(Excerpts from a dataset)

◇ ◇ ◇

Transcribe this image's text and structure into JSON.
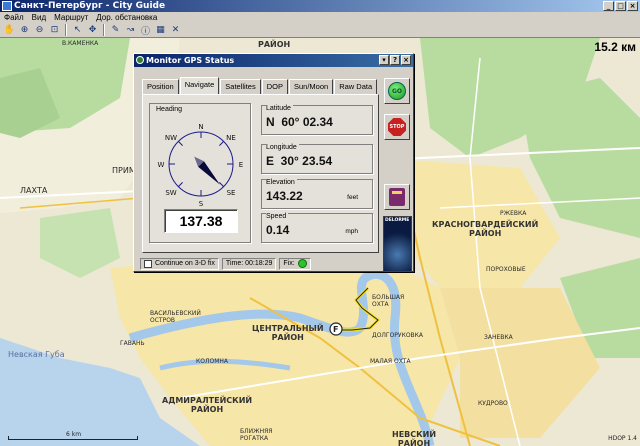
{
  "window": {
    "title": "Санкт-Петербург - City Guide",
    "buttons": [
      "_",
      "□",
      "×"
    ]
  },
  "menu": [
    "Файл",
    "Вид",
    "Маршрут",
    "Дор. обстановка"
  ],
  "toolbar_icons": [
    "hand-icon",
    "zoom-in-icon",
    "zoom-out-icon",
    "zoom-window-icon",
    "select-arrow-icon",
    "gps-icon",
    "edit-icon",
    "route-icon",
    "info-icon",
    "grid-icon",
    "close-layer-icon"
  ],
  "map": {
    "scale_km": "15.2 км",
    "scale_bar_label": "6 km",
    "hdop": "HDOP 1.4",
    "labels": [
      {
        "text": "РАЙОН"
      },
      {
        "text": "ЛАХТА"
      },
      {
        "text": "ПРИМ"
      },
      {
        "text": "Невская Губа"
      },
      {
        "text": "ЦЕНТРАЛЬНЫЙ\nРАЙОН"
      },
      {
        "text": "АДМИРАЛТЕЙСКИЙ\nРАЙОН"
      },
      {
        "text": "НЕВСКИЙ\nРАЙОН"
      },
      {
        "text": "КРАСНОГВАРДЕЙСКИЙ\nРАЙОН"
      },
      {
        "text": "В.КАМЕНКА"
      },
      {
        "text": "БОЛЬШАЯ\nОХТА"
      },
      {
        "text": "ВАСИЛЬЕВСКИЙ\nОСТРОВ"
      },
      {
        "text": "ГАВАНЬ"
      },
      {
        "text": "КОЛОМНА"
      },
      {
        "text": "ДОЛГОРУКОВКА"
      },
      {
        "text": "МАЛАЯ ОХТА"
      },
      {
        "text": "ЗАНЕВКА"
      },
      {
        "text": "РЖЕВКА"
      },
      {
        "text": "ПОРОХОВЫЕ"
      },
      {
        "text": "КУДРОВО"
      },
      {
        "text": "БЛИЖНЯЯ\nРОГАТКА"
      }
    ]
  },
  "dialog": {
    "title": "Monitor GPS Status",
    "title_buttons": [
      "▾",
      "?",
      "×"
    ],
    "tabs": [
      "Position",
      "Navigate",
      "Satellites",
      "DOP",
      "Sun/Moon",
      "Raw Data"
    ],
    "active_tab": "Navigate",
    "heading": {
      "label": "Heading",
      "value": "137.38",
      "heading_deg": 137.38,
      "compass_points": [
        "N",
        "NE",
        "E",
        "SE",
        "S",
        "SW",
        "W",
        "NW"
      ]
    },
    "latitude": {
      "label": "Latitude",
      "value": "N  60° 02.34"
    },
    "longitude": {
      "label": "Longitude",
      "value": "E  30° 23.54"
    },
    "elevation": {
      "label": "Elevation",
      "value": "143.22",
      "unit": "feet"
    },
    "speed": {
      "label": "Speed",
      "value": "0.14",
      "unit": "mph"
    },
    "status": {
      "continue_3d": "Continue on 3-D fix",
      "time_label": "Time:",
      "time_value": "00:18:29",
      "fix_label": "Fix:"
    },
    "side_buttons": {
      "go": "GO",
      "stop": "STOP",
      "globe_brand": "DELORME"
    }
  }
}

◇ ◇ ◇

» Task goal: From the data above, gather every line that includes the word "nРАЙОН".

» Answer to this problem:
        "text": "ЦЕНТРАЛЬНЫЙ\nРАЙОН"
        "text": "АДМИРАЛТЕЙСКИЙ\nРАЙОН"
        "text": "НЕВСКИЙ\nРАЙОН"
        "text": "КРАСНОГВАРДЕЙСКИЙ\nРАЙОН"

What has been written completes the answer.